* Exercise description
Search the data below for lines that include the word "投資家向け情報" and state how many there are, nothing else.

[Records for the task]

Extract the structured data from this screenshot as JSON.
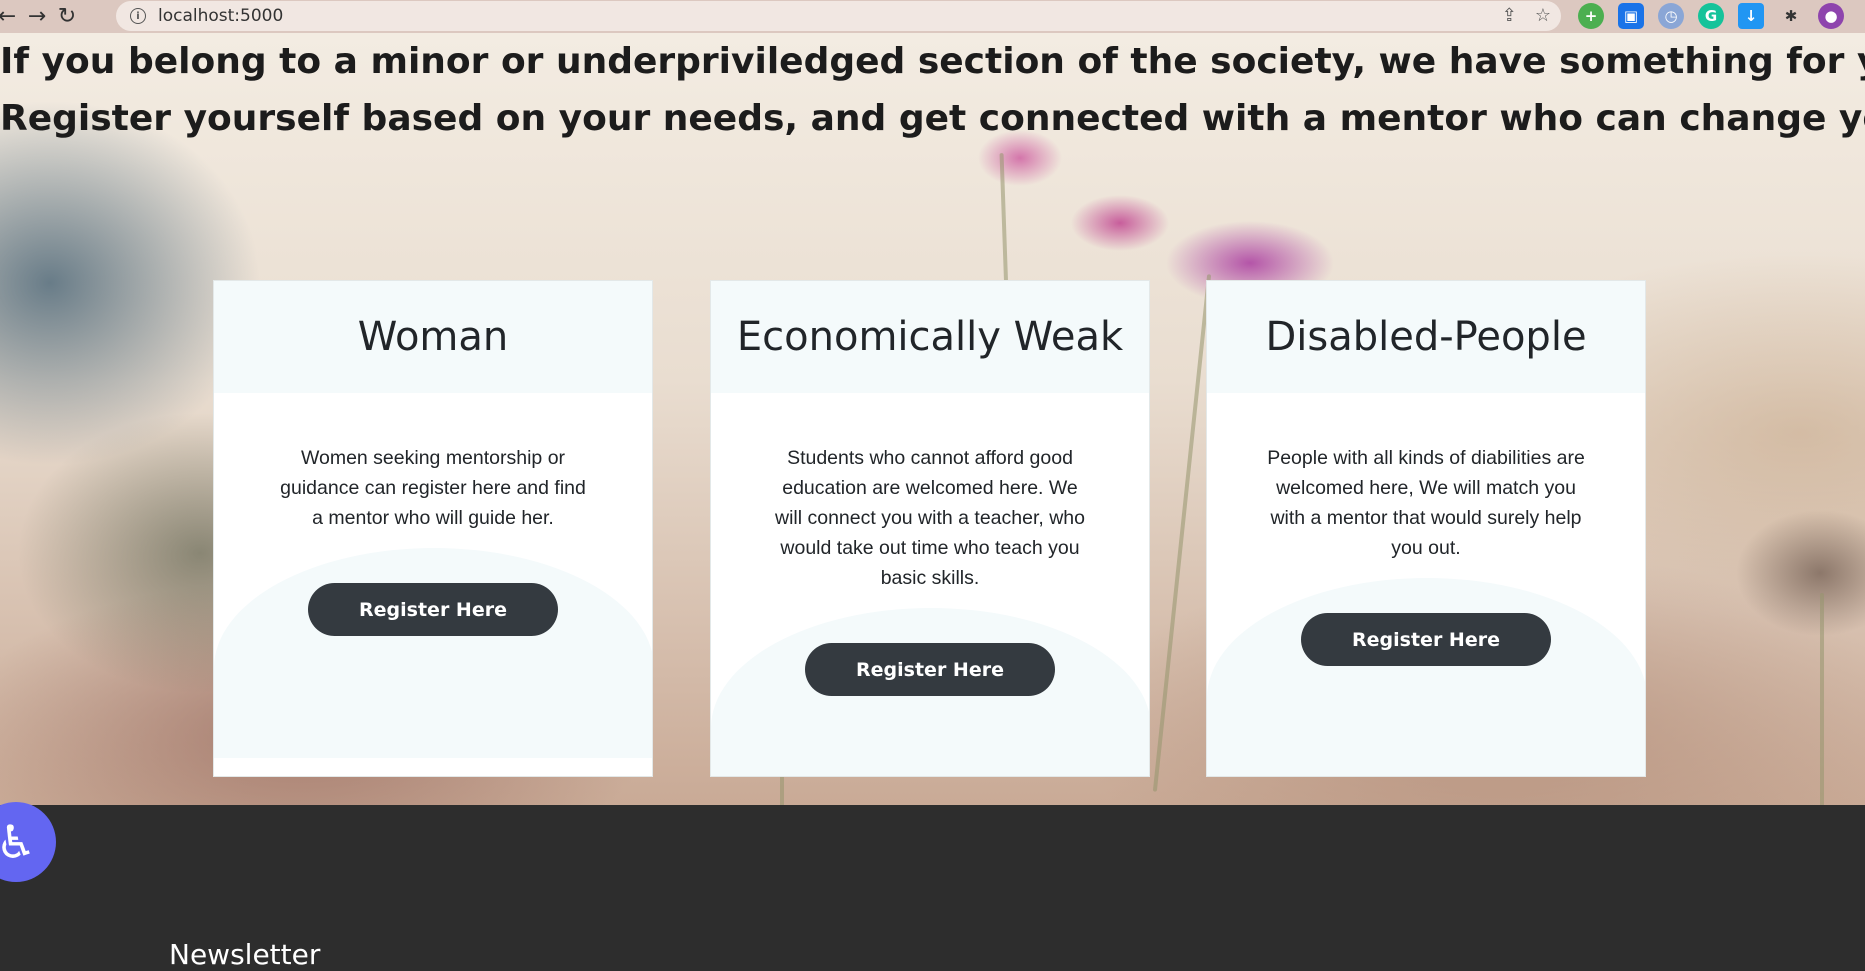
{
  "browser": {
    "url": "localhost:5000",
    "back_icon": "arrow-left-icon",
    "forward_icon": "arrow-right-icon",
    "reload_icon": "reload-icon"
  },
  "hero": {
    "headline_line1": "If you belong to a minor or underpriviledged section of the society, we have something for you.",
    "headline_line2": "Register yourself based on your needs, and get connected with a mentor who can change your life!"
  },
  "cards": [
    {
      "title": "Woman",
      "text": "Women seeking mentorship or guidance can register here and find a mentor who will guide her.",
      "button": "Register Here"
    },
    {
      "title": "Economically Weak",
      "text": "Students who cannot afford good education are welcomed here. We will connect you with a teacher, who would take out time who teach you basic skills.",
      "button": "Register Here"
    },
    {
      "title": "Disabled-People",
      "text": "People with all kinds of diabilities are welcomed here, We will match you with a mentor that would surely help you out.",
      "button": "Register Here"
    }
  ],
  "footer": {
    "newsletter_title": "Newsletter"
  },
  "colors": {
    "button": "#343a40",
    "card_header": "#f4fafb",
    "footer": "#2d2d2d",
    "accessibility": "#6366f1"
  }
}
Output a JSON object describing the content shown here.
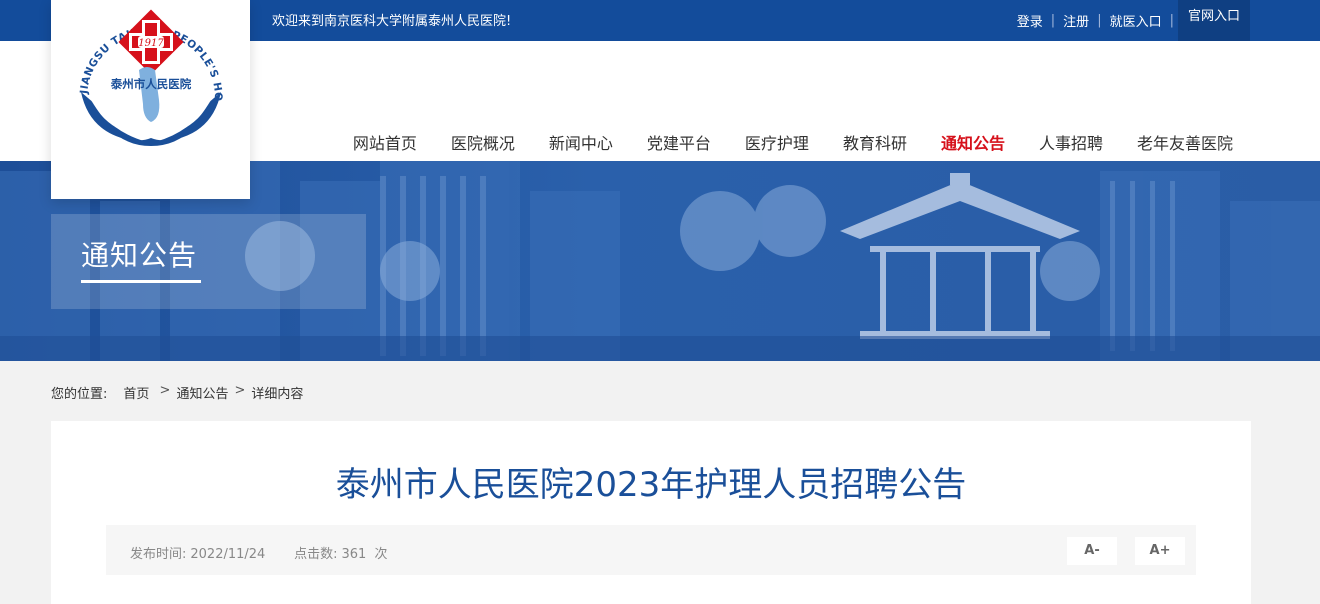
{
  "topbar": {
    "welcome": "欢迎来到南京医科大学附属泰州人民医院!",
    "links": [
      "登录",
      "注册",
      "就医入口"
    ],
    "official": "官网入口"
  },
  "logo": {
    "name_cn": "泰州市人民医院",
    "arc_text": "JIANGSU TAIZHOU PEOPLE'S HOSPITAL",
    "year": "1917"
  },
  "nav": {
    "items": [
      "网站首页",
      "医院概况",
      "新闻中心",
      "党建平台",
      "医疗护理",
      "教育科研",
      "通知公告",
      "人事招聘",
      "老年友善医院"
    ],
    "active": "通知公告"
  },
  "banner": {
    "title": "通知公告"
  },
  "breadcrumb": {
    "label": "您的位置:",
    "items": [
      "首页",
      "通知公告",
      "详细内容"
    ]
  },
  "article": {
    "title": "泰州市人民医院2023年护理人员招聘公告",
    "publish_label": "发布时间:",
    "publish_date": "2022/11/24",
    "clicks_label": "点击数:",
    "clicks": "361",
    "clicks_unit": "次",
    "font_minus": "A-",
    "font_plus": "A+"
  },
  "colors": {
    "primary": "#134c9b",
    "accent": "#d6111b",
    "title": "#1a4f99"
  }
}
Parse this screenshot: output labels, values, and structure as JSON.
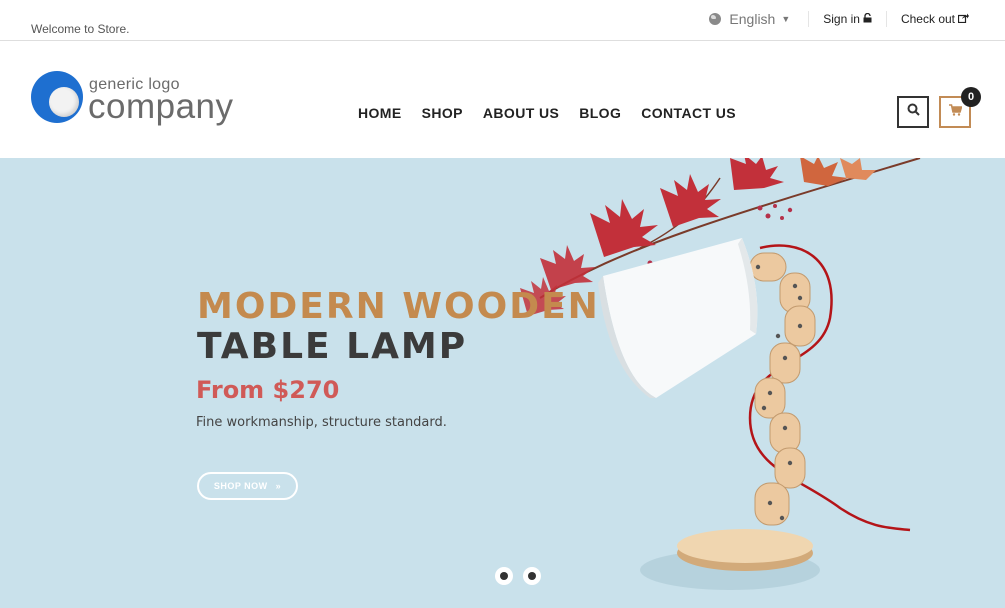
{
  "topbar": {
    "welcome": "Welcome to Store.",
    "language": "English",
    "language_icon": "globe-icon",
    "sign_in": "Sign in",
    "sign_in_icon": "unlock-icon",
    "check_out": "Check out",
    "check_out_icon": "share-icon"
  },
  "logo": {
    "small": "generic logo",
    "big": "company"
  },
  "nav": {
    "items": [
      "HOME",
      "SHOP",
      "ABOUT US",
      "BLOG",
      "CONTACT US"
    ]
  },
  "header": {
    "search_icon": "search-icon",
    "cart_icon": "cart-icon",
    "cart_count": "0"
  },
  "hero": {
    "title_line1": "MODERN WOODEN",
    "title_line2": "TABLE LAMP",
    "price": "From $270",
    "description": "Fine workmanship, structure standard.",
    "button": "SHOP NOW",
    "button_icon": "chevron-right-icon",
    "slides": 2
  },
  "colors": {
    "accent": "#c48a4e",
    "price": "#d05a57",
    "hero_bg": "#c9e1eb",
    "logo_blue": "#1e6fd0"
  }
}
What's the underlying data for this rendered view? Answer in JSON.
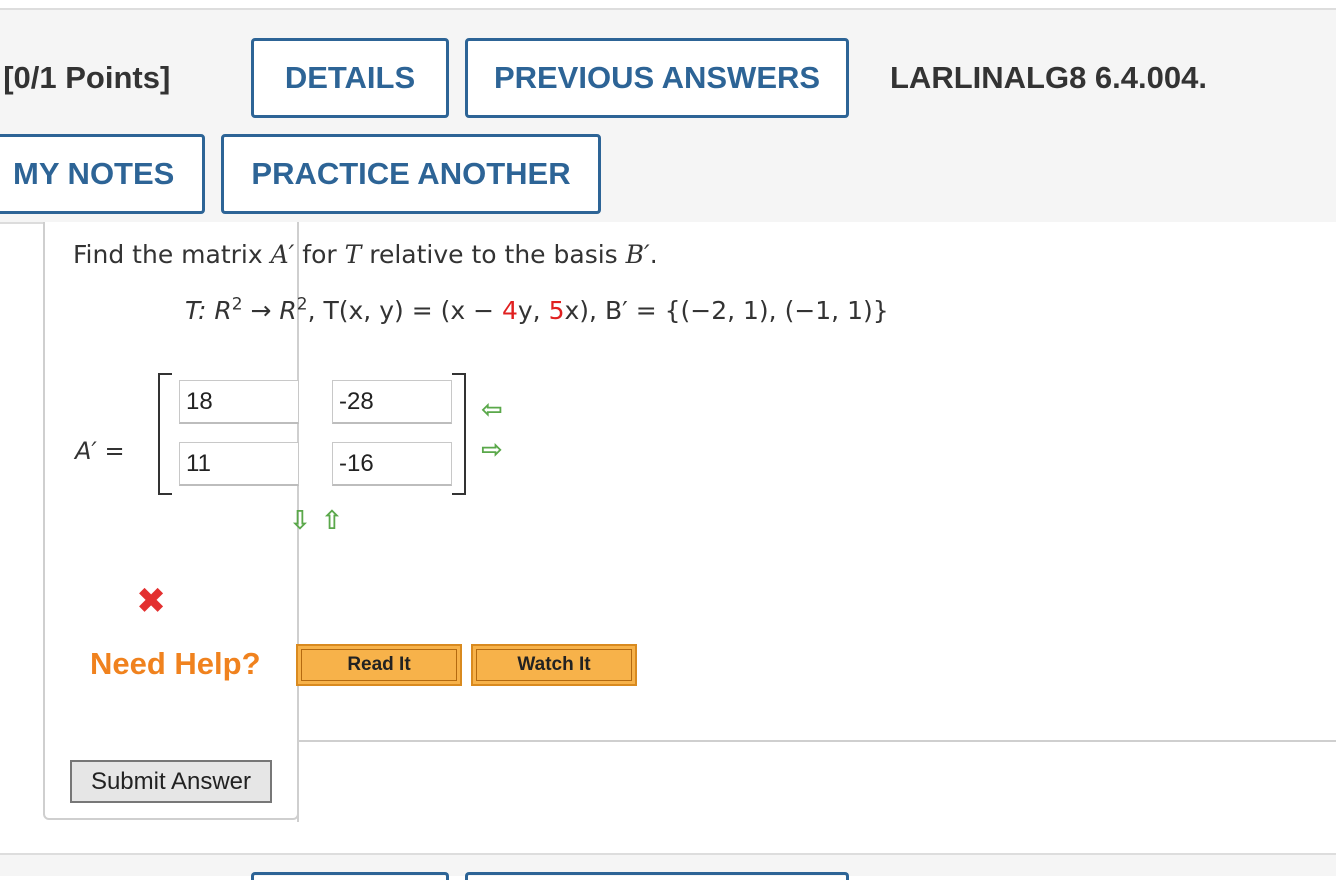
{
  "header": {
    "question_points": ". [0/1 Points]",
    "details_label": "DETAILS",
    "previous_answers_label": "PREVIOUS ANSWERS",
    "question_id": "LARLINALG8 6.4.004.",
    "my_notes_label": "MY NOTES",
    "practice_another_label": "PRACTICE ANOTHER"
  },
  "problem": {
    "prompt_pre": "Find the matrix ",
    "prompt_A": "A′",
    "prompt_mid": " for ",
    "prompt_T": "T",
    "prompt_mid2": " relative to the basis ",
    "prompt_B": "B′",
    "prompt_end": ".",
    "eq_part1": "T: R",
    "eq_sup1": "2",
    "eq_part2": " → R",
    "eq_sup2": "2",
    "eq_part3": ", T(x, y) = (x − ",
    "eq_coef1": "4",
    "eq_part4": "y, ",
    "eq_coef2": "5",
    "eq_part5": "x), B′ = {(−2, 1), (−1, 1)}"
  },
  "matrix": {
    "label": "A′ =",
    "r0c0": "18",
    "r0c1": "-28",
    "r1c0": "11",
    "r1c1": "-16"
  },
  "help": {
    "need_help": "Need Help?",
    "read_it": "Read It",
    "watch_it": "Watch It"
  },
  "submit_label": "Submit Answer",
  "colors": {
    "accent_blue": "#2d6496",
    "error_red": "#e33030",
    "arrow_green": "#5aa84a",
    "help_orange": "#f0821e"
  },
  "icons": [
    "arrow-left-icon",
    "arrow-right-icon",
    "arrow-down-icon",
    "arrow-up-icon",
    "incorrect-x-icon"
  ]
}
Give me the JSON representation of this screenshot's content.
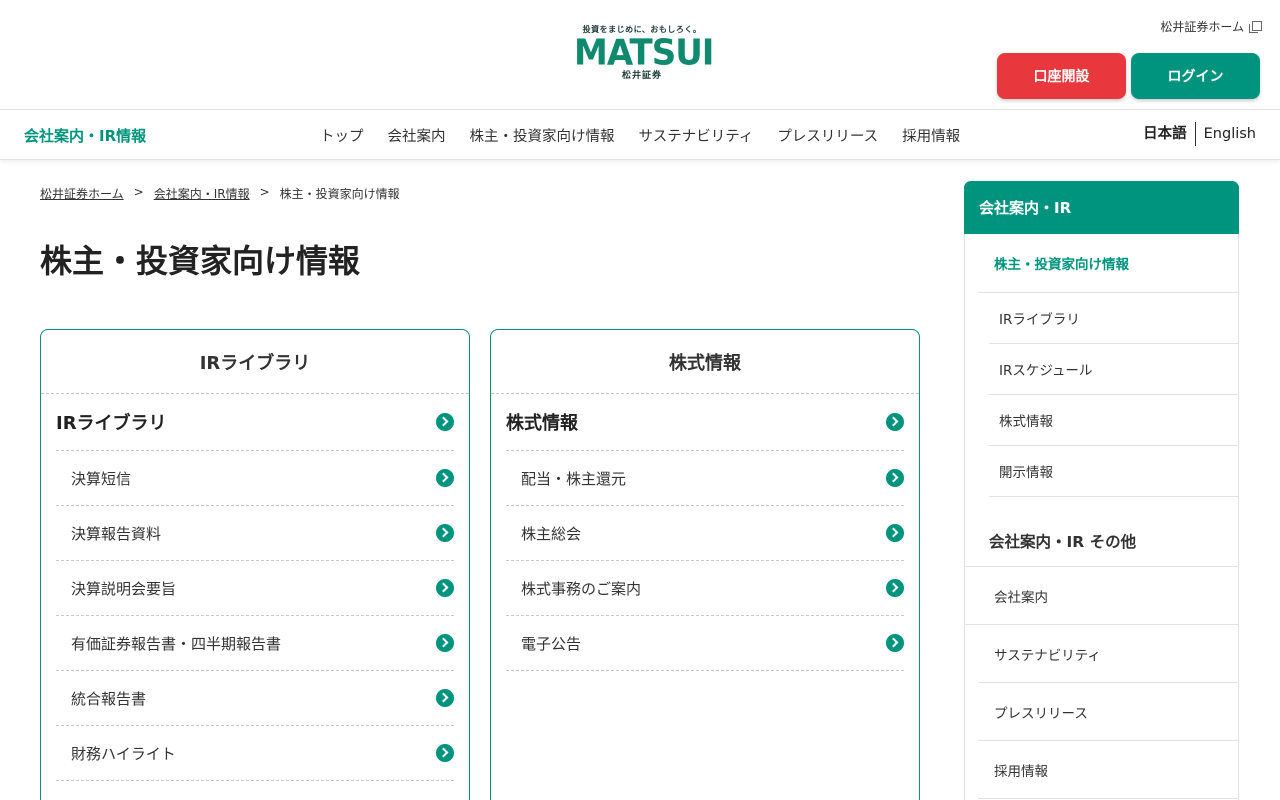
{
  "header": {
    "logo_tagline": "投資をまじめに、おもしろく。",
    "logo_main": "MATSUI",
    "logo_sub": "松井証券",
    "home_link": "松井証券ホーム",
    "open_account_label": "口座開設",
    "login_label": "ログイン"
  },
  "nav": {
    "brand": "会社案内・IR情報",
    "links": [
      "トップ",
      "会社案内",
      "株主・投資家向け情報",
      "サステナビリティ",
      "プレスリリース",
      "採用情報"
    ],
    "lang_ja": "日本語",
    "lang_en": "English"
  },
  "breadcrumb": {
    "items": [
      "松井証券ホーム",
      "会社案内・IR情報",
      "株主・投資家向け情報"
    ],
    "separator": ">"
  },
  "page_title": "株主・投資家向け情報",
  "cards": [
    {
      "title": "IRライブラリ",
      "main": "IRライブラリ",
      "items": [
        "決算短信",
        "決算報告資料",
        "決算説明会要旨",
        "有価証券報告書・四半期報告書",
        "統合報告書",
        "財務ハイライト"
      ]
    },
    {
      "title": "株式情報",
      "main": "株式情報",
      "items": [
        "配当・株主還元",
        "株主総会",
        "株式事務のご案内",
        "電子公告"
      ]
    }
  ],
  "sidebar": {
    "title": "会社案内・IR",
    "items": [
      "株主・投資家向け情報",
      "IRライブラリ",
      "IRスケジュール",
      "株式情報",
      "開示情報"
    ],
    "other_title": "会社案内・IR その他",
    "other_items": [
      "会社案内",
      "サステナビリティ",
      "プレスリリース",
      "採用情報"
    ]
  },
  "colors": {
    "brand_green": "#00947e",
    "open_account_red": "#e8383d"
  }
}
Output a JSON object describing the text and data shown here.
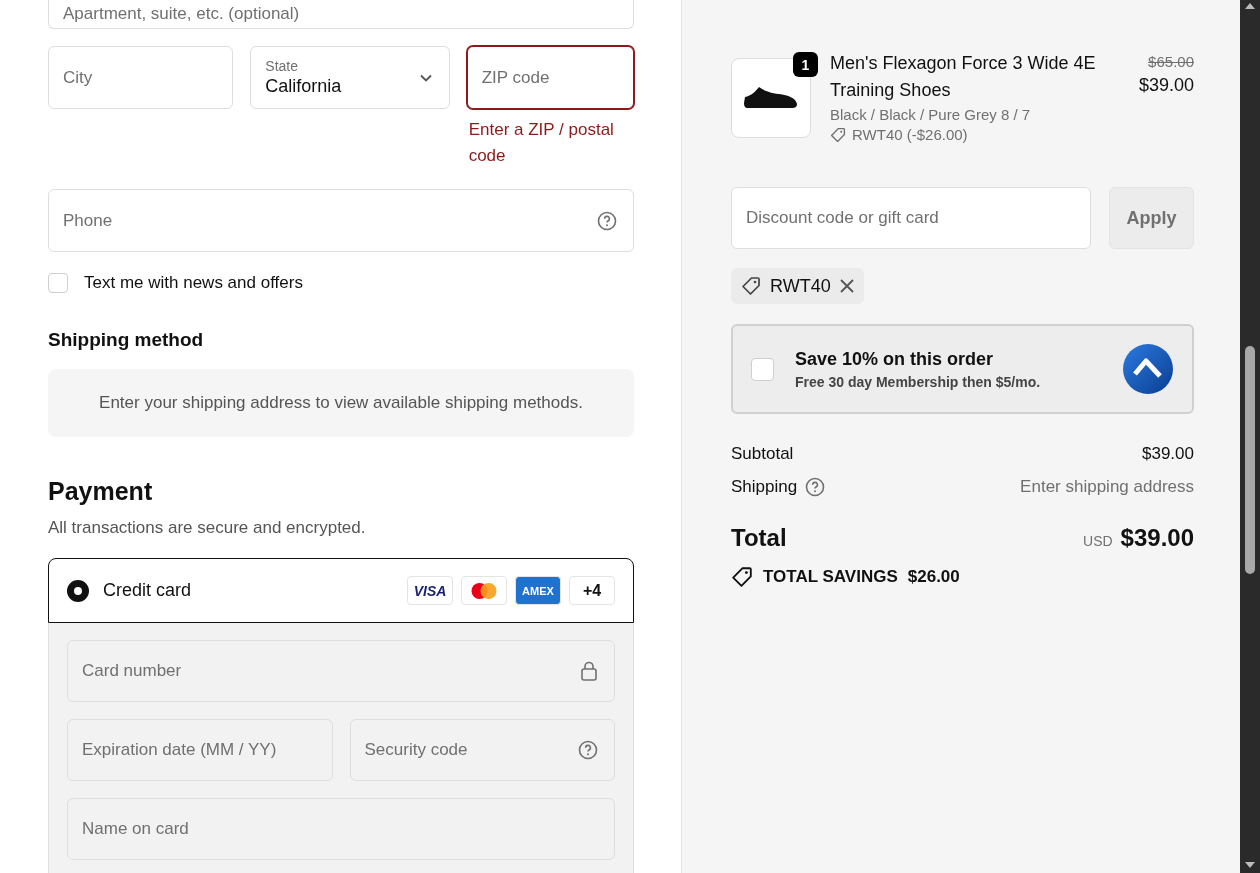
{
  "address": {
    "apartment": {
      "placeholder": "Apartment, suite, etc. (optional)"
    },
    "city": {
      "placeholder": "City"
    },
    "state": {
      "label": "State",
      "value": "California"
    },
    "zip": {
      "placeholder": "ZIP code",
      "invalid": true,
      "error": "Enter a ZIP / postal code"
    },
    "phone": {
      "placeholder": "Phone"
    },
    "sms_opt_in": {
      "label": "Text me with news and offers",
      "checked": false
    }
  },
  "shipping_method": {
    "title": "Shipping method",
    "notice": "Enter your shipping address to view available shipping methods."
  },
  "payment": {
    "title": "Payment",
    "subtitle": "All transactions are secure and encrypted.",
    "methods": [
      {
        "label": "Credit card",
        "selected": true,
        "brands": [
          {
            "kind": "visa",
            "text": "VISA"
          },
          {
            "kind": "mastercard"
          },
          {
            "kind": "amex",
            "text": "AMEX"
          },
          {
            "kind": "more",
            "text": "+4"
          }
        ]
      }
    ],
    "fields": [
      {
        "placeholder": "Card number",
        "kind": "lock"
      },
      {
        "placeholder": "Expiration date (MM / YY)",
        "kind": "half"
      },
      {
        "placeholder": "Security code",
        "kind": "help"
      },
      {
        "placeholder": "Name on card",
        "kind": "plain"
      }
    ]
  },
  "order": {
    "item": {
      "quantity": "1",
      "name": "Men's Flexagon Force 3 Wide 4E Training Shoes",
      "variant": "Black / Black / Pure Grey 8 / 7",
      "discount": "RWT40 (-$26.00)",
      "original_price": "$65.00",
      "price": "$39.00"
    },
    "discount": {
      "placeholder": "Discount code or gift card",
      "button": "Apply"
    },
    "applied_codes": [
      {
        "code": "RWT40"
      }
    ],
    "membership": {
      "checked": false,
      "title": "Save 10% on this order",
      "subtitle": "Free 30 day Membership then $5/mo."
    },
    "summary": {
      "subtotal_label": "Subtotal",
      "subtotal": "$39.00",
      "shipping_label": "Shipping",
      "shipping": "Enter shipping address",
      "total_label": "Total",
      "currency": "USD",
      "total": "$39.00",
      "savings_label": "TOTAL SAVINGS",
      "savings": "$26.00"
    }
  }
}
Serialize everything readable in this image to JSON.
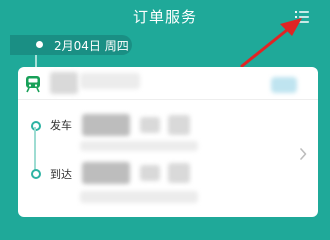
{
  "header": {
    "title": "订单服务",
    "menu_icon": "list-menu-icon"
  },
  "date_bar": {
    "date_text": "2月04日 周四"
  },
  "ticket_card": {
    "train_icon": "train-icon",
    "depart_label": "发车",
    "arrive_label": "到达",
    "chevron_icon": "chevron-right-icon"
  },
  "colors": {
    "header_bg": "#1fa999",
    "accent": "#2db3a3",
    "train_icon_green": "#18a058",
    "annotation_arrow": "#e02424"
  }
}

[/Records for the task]

* Expected answer
4